NORRISTOWN, Pa. (AP) - A judge on Wednesday denied Bill Cosby's latest attempt to end his sexual assault case and rejected his request for competency testing of the 13 women who want to testify that they were drugged and violated by the comedian.
Judge Steven O'Neill hasn't yet ruled on whether prosecutors will be allowed to call the women to the stand or on whether prosecutors can use Cosby's lurid 2005 deposition from a related lawsuit as evidence.
The 79-year-old entertainer once known as America's Dad for his role on "The Cosby Show" is scheduled to go on trial by June on charges he drugged and molested a former employee of his alma mater, Temple University, in 2004 at his suburban Philadelphia home. He could get 10 years in prison.
Another pretrial hearing is scheduled next month.
O'Neill ruled Wednesday that prosecutors did not unfairly prejudice Cosby by waiting until last year to bring charges.
Cosby's lawyers had argued that he has memory problems, is blind in his right eye and has glaucoma in both eyes and cannot identify his accusers in photographs or otherwise help with his defense.
They also portrayed him as a political pawn who is being prosecuted only because District Attorney Kevin Steele used the public furor over the comic to get elected last year.
Prosecutors had argued Cosby caused the delay in his arrest by fighting efforts by The Associated Press -- in 2006 and again in 2014 -- to unseal his testimony in accuser Andrea Constand's 2005 lawsuit.
Prosecutors said that it was not until a judge revealed excerpts of the deposition last year that they learned that Cosby had admitted to a series of affairs and acknowledged obtaining quaaludes to give to women before sex.
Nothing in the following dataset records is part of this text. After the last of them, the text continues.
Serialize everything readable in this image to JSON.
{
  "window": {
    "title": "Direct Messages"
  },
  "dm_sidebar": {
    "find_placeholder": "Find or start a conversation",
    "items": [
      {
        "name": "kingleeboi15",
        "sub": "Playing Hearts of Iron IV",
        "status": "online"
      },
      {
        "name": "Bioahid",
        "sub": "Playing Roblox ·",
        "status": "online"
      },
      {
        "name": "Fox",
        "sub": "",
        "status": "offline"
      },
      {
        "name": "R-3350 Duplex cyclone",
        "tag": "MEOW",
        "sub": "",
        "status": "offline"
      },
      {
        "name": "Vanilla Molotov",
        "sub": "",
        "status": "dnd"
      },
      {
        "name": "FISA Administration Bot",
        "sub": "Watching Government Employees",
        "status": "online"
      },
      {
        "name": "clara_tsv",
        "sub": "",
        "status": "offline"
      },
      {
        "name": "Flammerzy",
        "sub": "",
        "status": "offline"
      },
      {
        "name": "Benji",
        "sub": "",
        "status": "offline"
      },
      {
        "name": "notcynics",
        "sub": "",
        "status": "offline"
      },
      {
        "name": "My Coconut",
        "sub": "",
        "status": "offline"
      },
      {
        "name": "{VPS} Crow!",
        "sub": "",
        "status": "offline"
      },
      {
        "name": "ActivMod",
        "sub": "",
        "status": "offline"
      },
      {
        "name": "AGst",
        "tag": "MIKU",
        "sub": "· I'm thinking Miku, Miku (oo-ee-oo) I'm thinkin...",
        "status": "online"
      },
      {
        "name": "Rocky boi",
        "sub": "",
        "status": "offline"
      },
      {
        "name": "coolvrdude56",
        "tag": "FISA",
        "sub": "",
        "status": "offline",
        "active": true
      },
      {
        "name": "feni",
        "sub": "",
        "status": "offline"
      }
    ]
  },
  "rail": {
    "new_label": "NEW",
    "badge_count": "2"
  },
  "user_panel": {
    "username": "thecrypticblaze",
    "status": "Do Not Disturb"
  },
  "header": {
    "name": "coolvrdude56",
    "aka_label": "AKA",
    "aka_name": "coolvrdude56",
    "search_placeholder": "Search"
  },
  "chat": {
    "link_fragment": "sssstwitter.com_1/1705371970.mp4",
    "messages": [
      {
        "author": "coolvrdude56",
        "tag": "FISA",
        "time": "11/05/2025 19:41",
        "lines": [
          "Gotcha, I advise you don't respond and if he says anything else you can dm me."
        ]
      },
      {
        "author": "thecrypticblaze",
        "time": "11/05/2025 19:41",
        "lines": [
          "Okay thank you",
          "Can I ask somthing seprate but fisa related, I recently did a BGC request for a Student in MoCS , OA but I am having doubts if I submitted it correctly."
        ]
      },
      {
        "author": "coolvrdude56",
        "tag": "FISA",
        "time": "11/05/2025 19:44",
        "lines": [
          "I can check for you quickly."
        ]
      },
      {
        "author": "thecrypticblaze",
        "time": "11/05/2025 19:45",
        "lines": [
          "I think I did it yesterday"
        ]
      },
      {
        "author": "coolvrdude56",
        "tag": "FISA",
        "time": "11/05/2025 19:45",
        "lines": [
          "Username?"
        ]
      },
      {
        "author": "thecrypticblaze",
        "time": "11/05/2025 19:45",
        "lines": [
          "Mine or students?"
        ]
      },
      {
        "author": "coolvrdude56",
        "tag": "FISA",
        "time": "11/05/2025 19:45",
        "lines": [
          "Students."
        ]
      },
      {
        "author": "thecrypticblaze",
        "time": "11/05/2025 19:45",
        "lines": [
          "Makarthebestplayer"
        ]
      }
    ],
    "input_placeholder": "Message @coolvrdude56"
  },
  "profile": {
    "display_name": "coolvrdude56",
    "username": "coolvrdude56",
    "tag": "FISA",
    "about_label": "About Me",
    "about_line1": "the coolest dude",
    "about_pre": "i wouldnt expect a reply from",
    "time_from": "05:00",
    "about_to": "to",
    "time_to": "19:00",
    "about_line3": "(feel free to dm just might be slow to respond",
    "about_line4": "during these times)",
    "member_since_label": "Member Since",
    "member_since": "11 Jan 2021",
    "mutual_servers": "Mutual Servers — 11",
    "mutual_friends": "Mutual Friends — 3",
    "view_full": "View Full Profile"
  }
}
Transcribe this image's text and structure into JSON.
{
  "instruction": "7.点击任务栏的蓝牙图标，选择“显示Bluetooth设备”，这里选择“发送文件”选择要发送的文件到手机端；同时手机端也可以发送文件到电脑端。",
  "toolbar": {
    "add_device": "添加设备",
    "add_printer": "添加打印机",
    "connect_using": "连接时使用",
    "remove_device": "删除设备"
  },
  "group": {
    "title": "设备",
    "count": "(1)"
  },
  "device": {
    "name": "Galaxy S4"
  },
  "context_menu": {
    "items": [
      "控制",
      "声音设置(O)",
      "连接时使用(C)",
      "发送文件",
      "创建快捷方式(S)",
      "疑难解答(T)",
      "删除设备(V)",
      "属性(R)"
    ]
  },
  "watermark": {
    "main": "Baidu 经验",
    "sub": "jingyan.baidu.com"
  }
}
Cosby's lawyers argued he only sat for the deposition after the then-district attorney promised the entertainer would never face arrest in the Constand case.
The ruling was the second time O'Neill refused to throw out the case. In February, he tossed aside the former district attorney's claim that he had granted Cosby immunity from prosecution a decade earlier.